How Do I Get Discharged from Bankruptcy in Ontario?

Your discharge is important because it is your discharge that eliminates your debts, except those debts not discharged by a bankruptcy .

Automatic Discharge

You will receive an automatic discharge from a first or second bankruptcy if you:

  • complete all of your duties and
  • your trustee and your creditors do not object to your discharge.

The length of your bankruptcy in Ontario can be as short as 9 months if this is your first bankruptcy and you have no surplus income but will be extended if you have surplus income or have been bankrupt before. For more information, read our FAQ about how long you will be bankrupt in Ontario .

An “automatic discharge” means that the court is not involved. Once you receive your automatic discharge, your obligation to repay your debts is gone and you have a fresh start.

Court Hearing And Discharge

While most bankruptcies end in an automatic discharge, there are circumstances when the courts will be required to approve

your discharge. You are not eligible for an automatic discharge and court hearing is required if:

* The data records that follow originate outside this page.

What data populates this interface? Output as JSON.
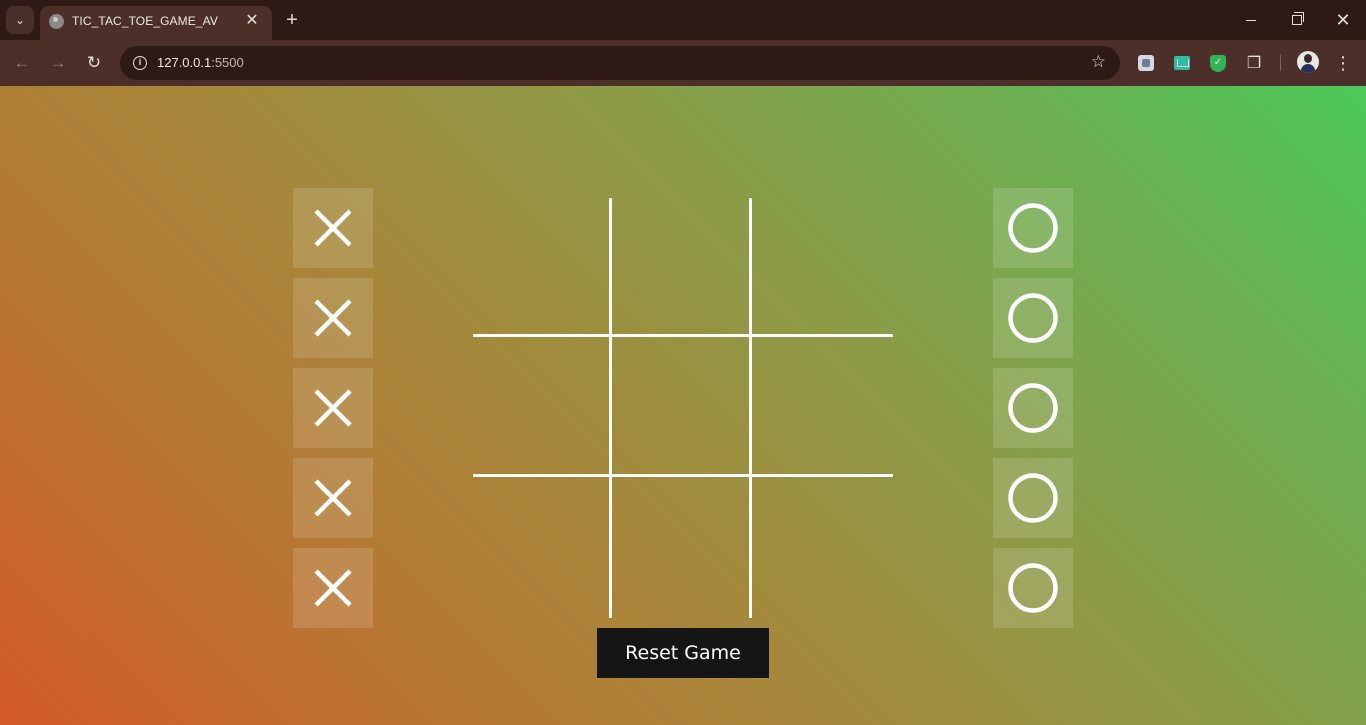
{
  "browser": {
    "tab_title": "TIC_TAC_TOE_GAME_AV",
    "tab_close": "✕",
    "new_tab": "+",
    "url_host": "127.0.0.1",
    "url_port": ":5500"
  },
  "game": {
    "x_pieces": [
      "x",
      "x",
      "x",
      "x",
      "x"
    ],
    "o_pieces": [
      "o",
      "o",
      "o",
      "o",
      "o"
    ],
    "board": [
      "",
      "",
      "",
      "",
      "",
      "",
      "",
      "",
      ""
    ],
    "reset_label": "Reset Game"
  },
  "icons": {
    "x_piece": "x-mark-icon",
    "o_piece": "o-ring-icon"
  },
  "colors": {
    "gradient_start": "#4bc95a",
    "gradient_end": "#d45a2a",
    "board_lines": "#ffffff",
    "button_bg": "#151515"
  }
}
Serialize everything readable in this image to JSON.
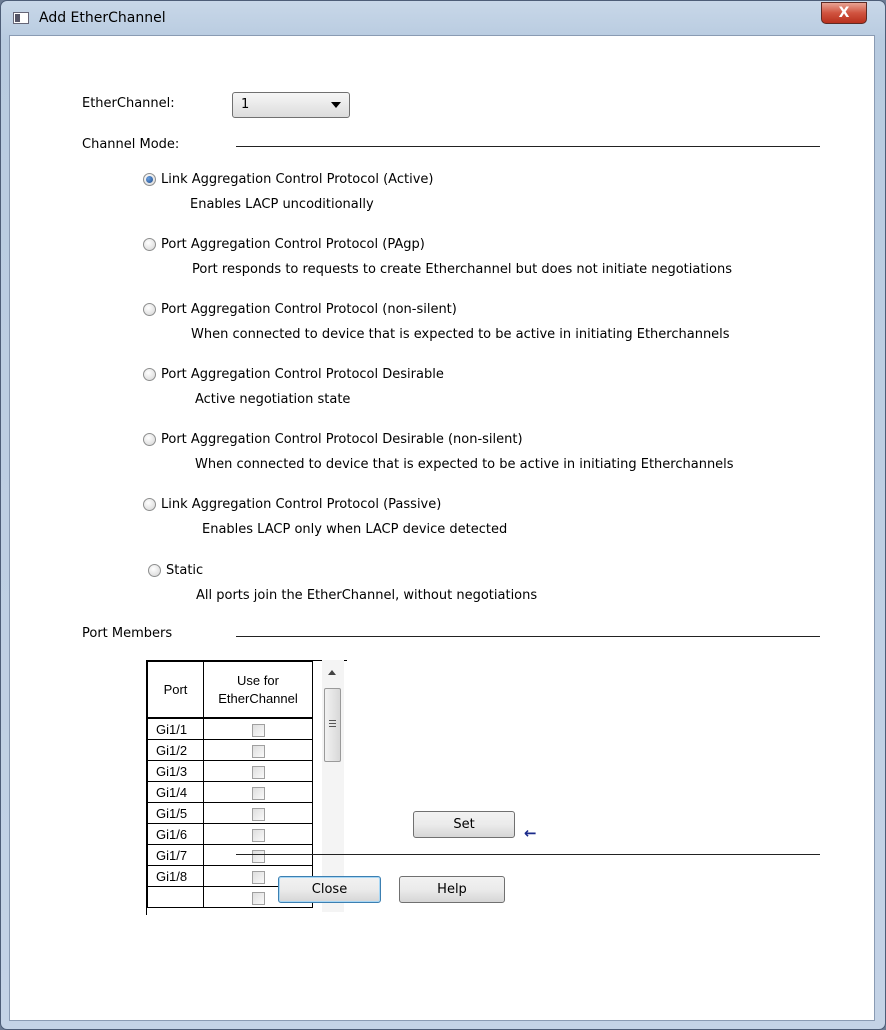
{
  "window": {
    "title": "Add EtherChannel",
    "close_label": "X"
  },
  "etherchannel": {
    "label": "EtherChannel:",
    "value": "1"
  },
  "channel_mode": {
    "label": "Channel Mode:",
    "options": [
      {
        "label": "Link Aggregation Control Protocol (Active)",
        "desc": "Enables LACP uncoditionally",
        "checked": true
      },
      {
        "label": "Port Aggregation Control Protocol (PAgp)",
        "desc": "Port responds to requests to create Etherchannel but does not initiate negotiations",
        "checked": false
      },
      {
        "label": "Port Aggregation Control Protocol (non-silent)",
        "desc": "When connected to device that is expected to be active in initiating Etherchannels",
        "checked": false
      },
      {
        "label": "Port Aggregation Control Protocol Desirable",
        "desc": "Active negotiation state",
        "checked": false
      },
      {
        "label": "Port Aggregation Control Protocol Desirable (non-silent)",
        "desc": "When connected to device that is expected to be active in initiating Etherchannels",
        "checked": false
      },
      {
        "label": "Link Aggregation Control Protocol (Passive)",
        "desc": "Enables LACP only when LACP device detected",
        "checked": false
      },
      {
        "label": "Static",
        "desc": "All ports join the EtherChannel, without negotiations",
        "checked": false
      }
    ]
  },
  "port_members": {
    "label": "Port Members",
    "columns": [
      "Port",
      "Use for",
      "EtherChannel"
    ],
    "rows": [
      "Gi1/1",
      "Gi1/2",
      "Gi1/3",
      "Gi1/4",
      "Gi1/5",
      "Gi1/6",
      "Gi1/7",
      "Gi1/8"
    ]
  },
  "buttons": {
    "set": "Set",
    "close": "Close",
    "help": "Help"
  },
  "icons": {
    "title": "app-window-icon",
    "set_pointer": "left-arrow-icon"
  }
}
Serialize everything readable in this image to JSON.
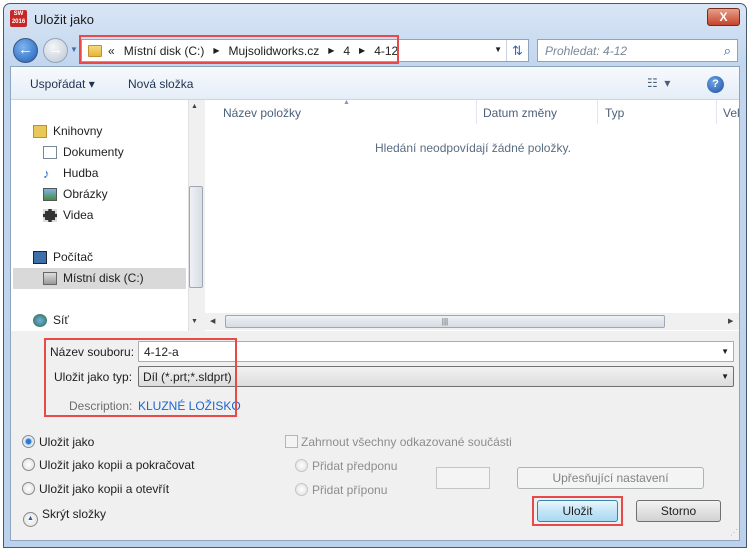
{
  "window": {
    "title": "Uložit jako",
    "app_icon_text": "SW 2016",
    "close_label": "X"
  },
  "navigation": {
    "back": "back-icon",
    "forward": "forward-icon",
    "address": {
      "prefix": "«",
      "crumbs": [
        "Místní disk (C:)",
        "Mujsolidworks.cz",
        "4",
        "4-12"
      ]
    },
    "search_placeholder": "Prohledat: 4-12"
  },
  "toolbar": {
    "organize": "Uspořádat ▾",
    "new_folder": "Nová složka"
  },
  "sidebar": {
    "libraries": "Knihovny",
    "items": [
      "Dokumenty",
      "Hudba",
      "Obrázky",
      "Videa"
    ],
    "computer": "Počítač",
    "local_disk": "Místní disk (C:)",
    "network": "Síť"
  },
  "file_list": {
    "columns": [
      "Název položky",
      "Datum změny",
      "Typ",
      "Vel"
    ],
    "empty_message": "Hledání neodpovídají žádné položky."
  },
  "form": {
    "filename_label": "Název souboru:",
    "filename_value": "4-12-a",
    "type_label": "Uložit jako typ:",
    "type_value": "Díl (*.prt;*.sldprt)",
    "description_label": "Description:",
    "description_value": "KLUZNÉ LOŽISKO"
  },
  "options": {
    "save_modes": [
      "Uložit jako",
      "Uložit jako kopii a pokračovat",
      "Uložit jako kopii a otevřít"
    ],
    "selected_mode": "Uložit jako",
    "include_refs": "Zahrnout všechny odkazované součásti",
    "add_prefix": "Přidat předponu",
    "add_suffix": "Přidat příponu",
    "advanced": "Upřesňující nastavení",
    "hide_folders": "Skrýt složky"
  },
  "buttons": {
    "save": "Uložit",
    "cancel": "Storno"
  },
  "colors": {
    "highlight": "#e84a4a",
    "link": "#1a66cc"
  }
}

  • You do not complete your duties,
  • any of your creditors or your trustee objects to your discharge, or
  • if this is your third bankruptcy.

In bankruptcy court the bankruptcy judge will determine what actions you are required to take to receive your discharge.

There are four types of discharge that the judge can order:

Absolute discharge  — You will be fully released from your debts, except debts that are excluded by bankruptcy law.

  • Conditional discharge  — You are required to fulfill certain conditions prior to obtaining your absolute discharge. Conditions may include making additional payments, or completing your duties.  Once you have completed the conditions, the trustee must return to court to obtain your absolute order of discharge.
  • Suspended discharge  — This is an absolute discharge that does not take effect until a specific date in the future.

    Discharge refused  —The court may refuse a discharge.

    Source: bankruptcy-ontario.org

    Category: Bank

    Similar articles: